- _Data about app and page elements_
■ ■ ■ ■ ■
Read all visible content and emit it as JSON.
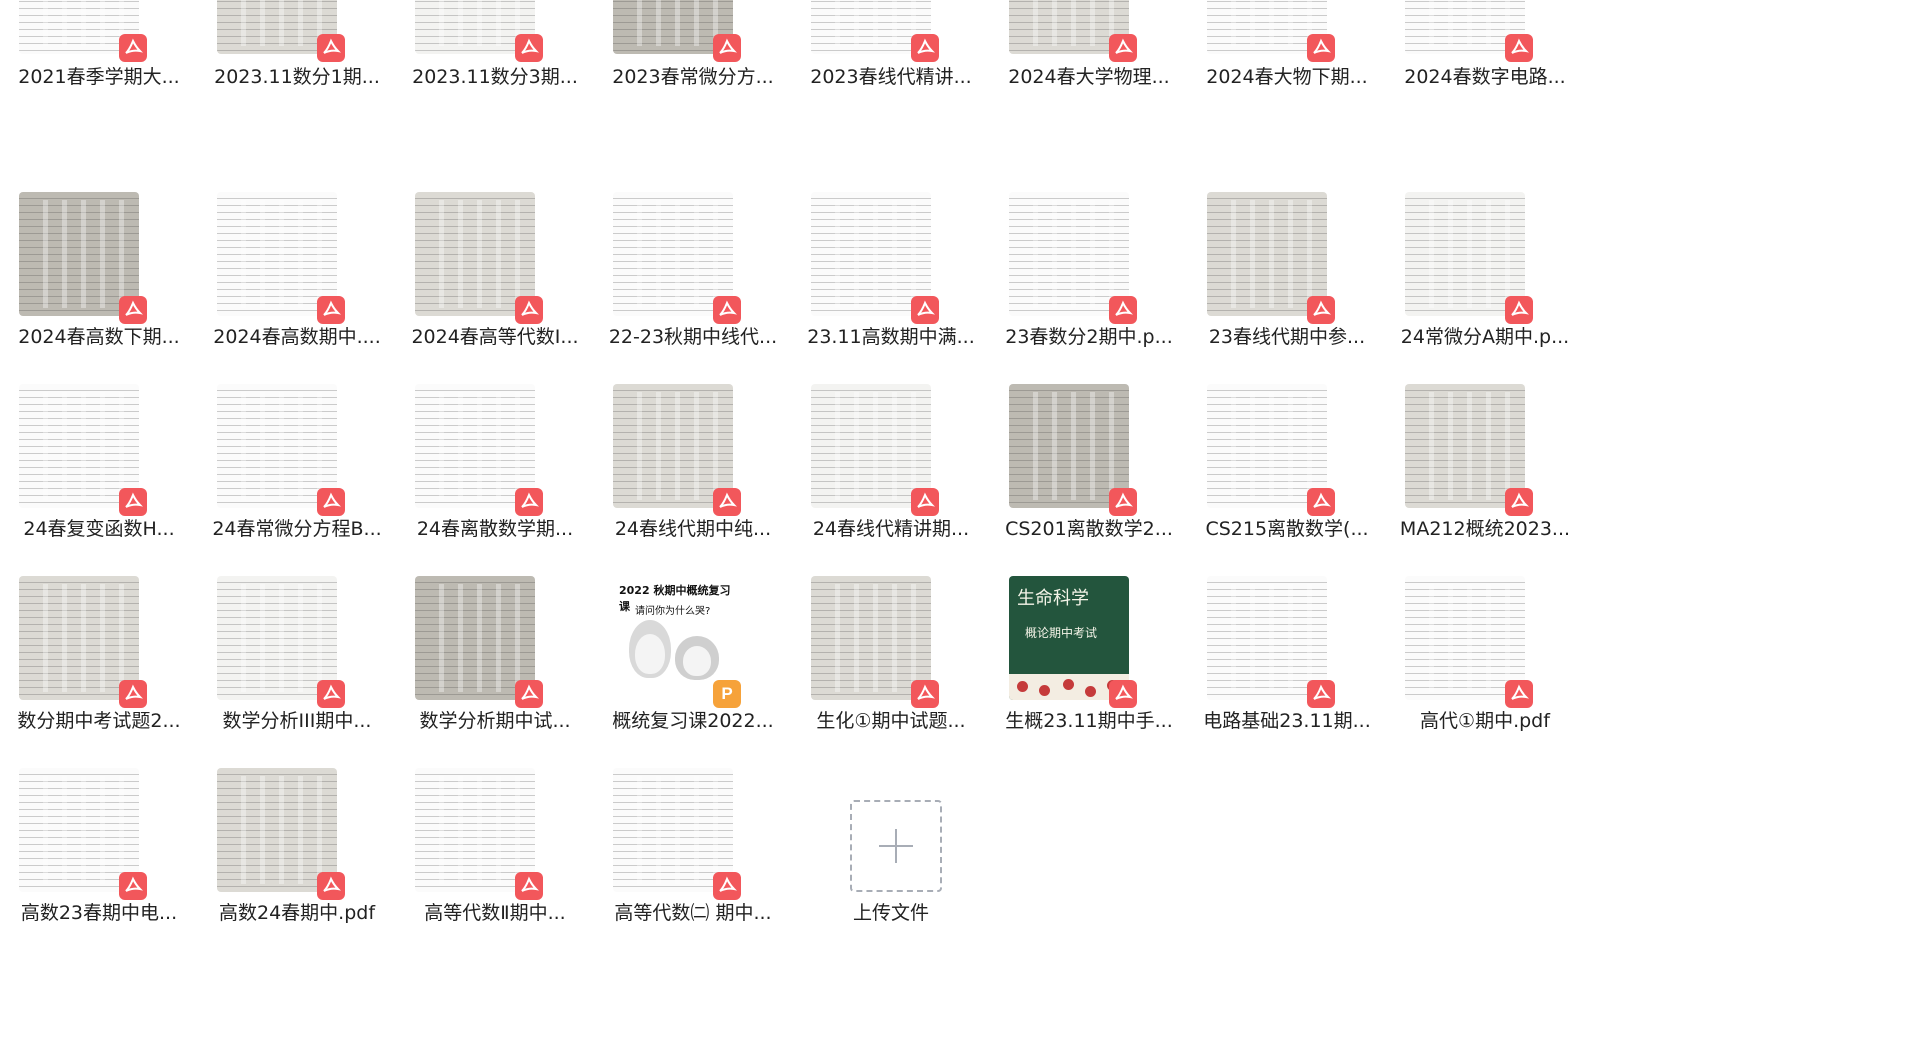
{
  "colors": {
    "pdf_badge": "#f2575b",
    "ppt_badge": "#f6a23a",
    "upload_border": "#a8adb6"
  },
  "rows": [
    [
      {
        "name": "2021春季学期大...",
        "kind": "pdf",
        "icon": "pdf-icon"
      },
      {
        "name": "2023.11数分1期...",
        "kind": "pdf",
        "icon": "pdf-icon"
      },
      {
        "name": "2023.11数分3期...",
        "kind": "pdf",
        "icon": "pdf-icon"
      },
      {
        "name": "2023春常微分方...",
        "kind": "pdf",
        "icon": "pdf-icon"
      },
      {
        "name": "2023春线代精讲...",
        "kind": "pdf",
        "icon": "pdf-icon"
      },
      {
        "name": "2024春大学物理...",
        "kind": "pdf",
        "icon": "pdf-icon"
      },
      {
        "name": "2024春大物下期...",
        "kind": "pdf",
        "icon": "pdf-icon"
      },
      {
        "name": "2024春数字电路...",
        "kind": "pdf",
        "icon": "pdf-icon"
      }
    ],
    [
      {
        "name": "2024春高数下期...",
        "kind": "pdf",
        "icon": "pdf-icon"
      },
      {
        "name": "2024春高数期中....",
        "kind": "pdf",
        "icon": "pdf-icon"
      },
      {
        "name": "2024春高等代数I...",
        "kind": "pdf",
        "icon": "pdf-icon"
      },
      {
        "name": "22-23秋期中线代...",
        "kind": "pdf",
        "icon": "pdf-icon"
      },
      {
        "name": "23.11高数期中满...",
        "kind": "pdf",
        "icon": "pdf-icon"
      },
      {
        "name": "23春数分2期中.p...",
        "kind": "pdf",
        "icon": "pdf-icon"
      },
      {
        "name": "23春线代期中参...",
        "kind": "pdf",
        "icon": "pdf-icon"
      },
      {
        "name": "24常微分A期中.p...",
        "kind": "pdf",
        "icon": "pdf-icon"
      }
    ],
    [
      {
        "name": "24春复变函数H...",
        "kind": "pdf",
        "icon": "pdf-icon"
      },
      {
        "name": "24春常微分方程B...",
        "kind": "pdf",
        "icon": "pdf-icon"
      },
      {
        "name": "24春离散数学期...",
        "kind": "pdf",
        "icon": "pdf-icon"
      },
      {
        "name": "24春线代期中纯...",
        "kind": "pdf",
        "icon": "pdf-icon"
      },
      {
        "name": "24春线代精讲期...",
        "kind": "pdf",
        "icon": "pdf-icon"
      },
      {
        "name": "CS201离散数学2...",
        "kind": "pdf",
        "icon": "pdf-icon"
      },
      {
        "name": "CS215离散数学(...",
        "kind": "pdf",
        "icon": "pdf-icon"
      },
      {
        "name": "MA212概统2023...",
        "kind": "pdf",
        "icon": "pdf-icon"
      }
    ],
    [
      {
        "name": "数分期中考试题2...",
        "kind": "pdf",
        "icon": "pdf-icon"
      },
      {
        "name": "数学分析III期中...",
        "kind": "pdf",
        "icon": "pdf-icon"
      },
      {
        "name": "数学分析期中试...",
        "kind": "pdf",
        "icon": "pdf-icon"
      },
      {
        "name": "概统复习课2022...",
        "kind": "ppt",
        "icon": "ppt-icon",
        "thumb_title": "2022 秋期中概统复习课",
        "thumb_sub": "请问你为什么哭?"
      },
      {
        "name": "生化①期中试题...",
        "kind": "pdf",
        "icon": "pdf-icon"
      },
      {
        "name": "生概23.11期中手...",
        "kind": "pdf",
        "icon": "pdf-icon",
        "thumb_title": "生命科学",
        "thumb_sub": "概论期中考试"
      },
      {
        "name": "电路基础23.11期...",
        "kind": "pdf",
        "icon": "pdf-icon"
      },
      {
        "name": "高代①期中.pdf",
        "kind": "pdf",
        "icon": "pdf-icon"
      }
    ],
    [
      {
        "name": "高数23春期中电...",
        "kind": "pdf",
        "icon": "pdf-icon"
      },
      {
        "name": "高数24春期中.pdf",
        "kind": "pdf",
        "icon": "pdf-icon"
      },
      {
        "name": "高等代数Ⅱ期中...",
        "kind": "pdf",
        "icon": "pdf-icon"
      },
      {
        "name": "高等代数㈡ 期中...",
        "kind": "pdf",
        "icon": "pdf-icon"
      },
      {
        "name": "上传文件",
        "kind": "upload",
        "icon": "plus-icon"
      }
    ]
  ]
}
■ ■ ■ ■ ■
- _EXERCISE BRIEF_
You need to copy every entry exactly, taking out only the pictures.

- _WORKED SOLUTION_
Read all visible content and emit it as JSON.
{
  "colors": {
    "pdf_badge": "#f2575b",
    "ppt_badge": "#f6a23a",
    "upload_border": "#a8adb6"
  },
  "rows": [
    [
      {
        "name": "2021春季学期大...",
        "kind": "pdf",
        "icon": "pdf-icon"
      },
      {
        "name": "2023.11数分1期...",
        "kind": "pdf",
        "icon": "pdf-icon"
      },
      {
        "name": "2023.11数分3期...",
        "kind": "pdf",
        "icon": "pdf-icon"
      },
      {
        "name": "2023春常微分方...",
        "kind": "pdf",
        "icon": "pdf-icon"
      },
      {
        "name": "2023春线代精讲...",
        "kind": "pdf",
        "icon": "pdf-icon"
      },
      {
        "name": "2024春大学物理...",
        "kind": "pdf",
        "icon": "pdf-icon"
      },
      {
        "name": "2024春大物下期...",
        "kind": "pdf",
        "icon": "pdf-icon"
      },
      {
        "name": "2024春数字电路...",
        "kind": "pdf",
        "icon": "pdf-icon"
      }
    ],
    [
      {
        "name": "2024春高数下期...",
        "kind": "pdf",
        "icon": "pdf-icon"
      },
      {
        "name": "2024春高数期中....",
        "kind": "pdf",
        "icon": "pdf-icon"
      },
      {
        "name": "2024春高等代数I...",
        "kind": "pdf",
        "icon": "pdf-icon"
      },
      {
        "name": "22-23秋期中线代...",
        "kind": "pdf",
        "icon": "pdf-icon"
      },
      {
        "name": "23.11高数期中满...",
        "kind": "pdf",
        "icon": "pdf-icon"
      },
      {
        "name": "23春数分2期中.p...",
        "kind": "pdf",
        "icon": "pdf-icon"
      },
      {
        "name": "23春线代期中参...",
        "kind": "pdf",
        "icon": "pdf-icon"
      },
      {
        "name": "24常微分A期中.p...",
        "kind": "pdf",
        "icon": "pdf-icon"
      }
    ],
    [
      {
        "name": "24春复变函数H...",
        "kind": "pdf",
        "icon": "pdf-icon"
      },
      {
        "name": "24春常微分方程B...",
        "kind": "pdf",
        "icon": "pdf-icon"
      },
      {
        "name": "24春离散数学期...",
        "kind": "pdf",
        "icon": "pdf-icon"
      },
      {
        "name": "24春线代期中纯...",
        "kind": "pdf",
        "icon": "pdf-icon"
      },
      {
        "name": "24春线代精讲期...",
        "kind": "pdf",
        "icon": "pdf-icon"
      },
      {
        "name": "CS201离散数学2...",
        "kind": "pdf",
        "icon": "pdf-icon"
      },
      {
        "name": "CS215离散数学(...",
        "kind": "pdf",
        "icon": "pdf-icon"
      },
      {
        "name": "MA212概统2023...",
        "kind": "pdf",
        "icon": "pdf-icon"
      }
    ],
    [
      {
        "name": "数分期中考试题2...",
        "kind": "pdf",
        "icon": "pdf-icon"
      },
      {
        "name": "数学分析III期中...",
        "kind": "pdf",
        "icon": "pdf-icon"
      },
      {
        "name": "数学分析期中试...",
        "kind": "pdf",
        "icon": "pdf-icon"
      },
      {
        "name": "概统复习课2022...",
        "kind": "ppt",
        "icon": "ppt-icon",
        "thumb_title": "2022 秋期中概统复习课",
        "thumb_sub": "请问你为什么哭?"
      },
      {
        "name": "生化①期中试题...",
        "kind": "pdf",
        "icon": "pdf-icon"
      },
      {
        "name": "生概23.11期中手...",
        "kind": "pdf",
        "icon": "pdf-icon",
        "thumb_title": "生命科学",
        "thumb_sub": "概论期中考试"
      },
      {
        "name": "电路基础23.11期...",
        "kind": "pdf",
        "icon": "pdf-icon"
      },
      {
        "name": "高代①期中.pdf",
        "kind": "pdf",
        "icon": "pdf-icon"
      }
    ],
    [
      {
        "name": "高数23春期中电...",
        "kind": "pdf",
        "icon": "pdf-icon"
      },
      {
        "name": "高数24春期中.pdf",
        "kind": "pdf",
        "icon": "pdf-icon"
      },
      {
        "name": "高等代数Ⅱ期中...",
        "kind": "pdf",
        "icon": "pdf-icon"
      },
      {
        "name": "高等代数㈡ 期中...",
        "kind": "pdf",
        "icon": "pdf-icon"
      },
      {
        "name": "上传文件",
        "kind": "upload",
        "icon": "plus-icon"
      }
    ]
  ]
}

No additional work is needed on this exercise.